Bachus touts local control, slams EPA

U.S. Rep. Spencer Bachus, R-Ala., speaks during a Jan. 11 Greater Shelby Chamber of Commerce breakfast at the Pelham Civic Complex. (Reporter Photo/Neal Wagner)

By NEAL WAGNER / City Editor

U.S. Rep. Spencer Bachus, R-Ala., said he was in favor of giving local governments more power and criticized the Environmental Protection Agency’s regulation of the nation’s cement and concrete plants during a Jan. 11 breakfast in Pelham.

During the breakfast, which was sponsored by the Greater Shelby Chamber of Commerce and held at the Pelham Civic Complex, Bachus said he would like to see federal tax dollars given directly to local governments to spend as they need.

“I believe in local government. (Alabaster) Mayor (David) Frings or (Pelham) Mayor (Don ) Murphy should be deciding how to spend money in Pelham or Alabaster,” Bachus said. “Now, your money goes to Washington and you have to lobby to get it back. It goes up there and all kinds of strings are put on it.”

Bachus said giving more control to local governments would “create a better tomorrow” for the nation’s next generations.

“Our children are not going to have as much opportunity as we have if we don’t change things,” Bachus said. “How do we create a better tomorrow? Hand power back to the people.”

Bachus also called upcoming regulations put on cement and concrete companies by the EPA “ludicrous.”

“The EPA is driving cities and counties nuts. Cement plants have been told to reduce their output of mercury and arsenic,” Bachus said.

Bachus said the new regulations will allow American cement and concrete companies to output “one-third” of the emissions similar plants in Europe are allowed.

He said the highest concentration of arsenic and mercury is along the United States’ west coast and along its border with Mexico, and said the toxins are carried there “by the jetstream” from China and Mexico.
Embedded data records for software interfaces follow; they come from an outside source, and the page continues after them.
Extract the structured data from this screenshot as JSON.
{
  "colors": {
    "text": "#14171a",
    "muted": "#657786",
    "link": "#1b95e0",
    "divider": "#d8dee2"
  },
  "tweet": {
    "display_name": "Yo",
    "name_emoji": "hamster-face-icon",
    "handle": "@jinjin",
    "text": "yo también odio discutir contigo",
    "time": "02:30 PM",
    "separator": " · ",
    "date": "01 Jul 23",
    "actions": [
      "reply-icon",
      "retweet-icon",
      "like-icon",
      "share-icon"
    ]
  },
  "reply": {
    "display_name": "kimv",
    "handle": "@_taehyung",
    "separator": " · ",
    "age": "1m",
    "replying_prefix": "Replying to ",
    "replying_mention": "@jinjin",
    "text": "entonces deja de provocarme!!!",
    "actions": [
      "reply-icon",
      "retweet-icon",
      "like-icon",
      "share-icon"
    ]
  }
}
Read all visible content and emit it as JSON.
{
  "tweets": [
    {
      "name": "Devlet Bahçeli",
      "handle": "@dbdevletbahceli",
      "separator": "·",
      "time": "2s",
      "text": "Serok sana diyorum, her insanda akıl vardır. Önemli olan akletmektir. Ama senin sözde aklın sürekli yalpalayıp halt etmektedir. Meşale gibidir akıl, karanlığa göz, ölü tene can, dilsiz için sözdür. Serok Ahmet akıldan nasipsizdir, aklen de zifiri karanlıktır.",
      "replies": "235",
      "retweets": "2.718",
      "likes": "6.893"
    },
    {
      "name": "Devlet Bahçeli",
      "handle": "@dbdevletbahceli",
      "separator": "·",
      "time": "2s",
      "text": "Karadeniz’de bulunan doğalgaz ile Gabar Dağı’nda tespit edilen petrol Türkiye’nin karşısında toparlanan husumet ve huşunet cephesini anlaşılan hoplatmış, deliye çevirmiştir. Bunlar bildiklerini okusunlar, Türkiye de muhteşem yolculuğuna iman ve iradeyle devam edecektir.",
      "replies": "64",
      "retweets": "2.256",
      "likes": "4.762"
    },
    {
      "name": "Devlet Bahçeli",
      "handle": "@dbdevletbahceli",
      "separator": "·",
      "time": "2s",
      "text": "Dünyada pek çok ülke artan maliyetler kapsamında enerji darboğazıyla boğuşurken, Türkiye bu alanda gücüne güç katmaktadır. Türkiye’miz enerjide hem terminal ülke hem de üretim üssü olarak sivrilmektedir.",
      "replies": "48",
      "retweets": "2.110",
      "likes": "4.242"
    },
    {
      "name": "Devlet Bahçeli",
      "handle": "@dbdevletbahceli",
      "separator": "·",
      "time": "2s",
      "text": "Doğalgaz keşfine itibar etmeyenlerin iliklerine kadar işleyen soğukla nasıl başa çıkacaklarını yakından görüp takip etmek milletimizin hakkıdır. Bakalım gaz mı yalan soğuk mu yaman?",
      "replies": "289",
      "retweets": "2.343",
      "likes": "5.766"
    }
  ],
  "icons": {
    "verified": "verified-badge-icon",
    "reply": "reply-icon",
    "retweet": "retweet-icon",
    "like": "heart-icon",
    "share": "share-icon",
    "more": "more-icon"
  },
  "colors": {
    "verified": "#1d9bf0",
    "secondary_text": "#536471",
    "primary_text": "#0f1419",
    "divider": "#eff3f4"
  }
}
“We will never be a good example for China. They will clean up when they have to,” Bachus said.

Bachus also said he would like to see the Keystone XL pipeline completed, which would connect oil refineries in Texas to oil sands in Canada. Currently, the pipeline stretches from Hardisty, Alberta, Canada to Cushing, Okla.

“For three years, they (Canada) have been pleading with us to extend that pipeline, and environmentalists are holding it up,” Bachus said. “We forced the president, we gave him 60 days to say it’s in our national interest not to proceed with the pipeline. There is no way he can say that.

“If he does, it will cost tens of thousands of jobs, it will give cheap oil to China and it will cause our dependency on the Middle East to continue,” Bachus added, noting he “100 percent will not support President (Barack) Obama” during the 2012 election.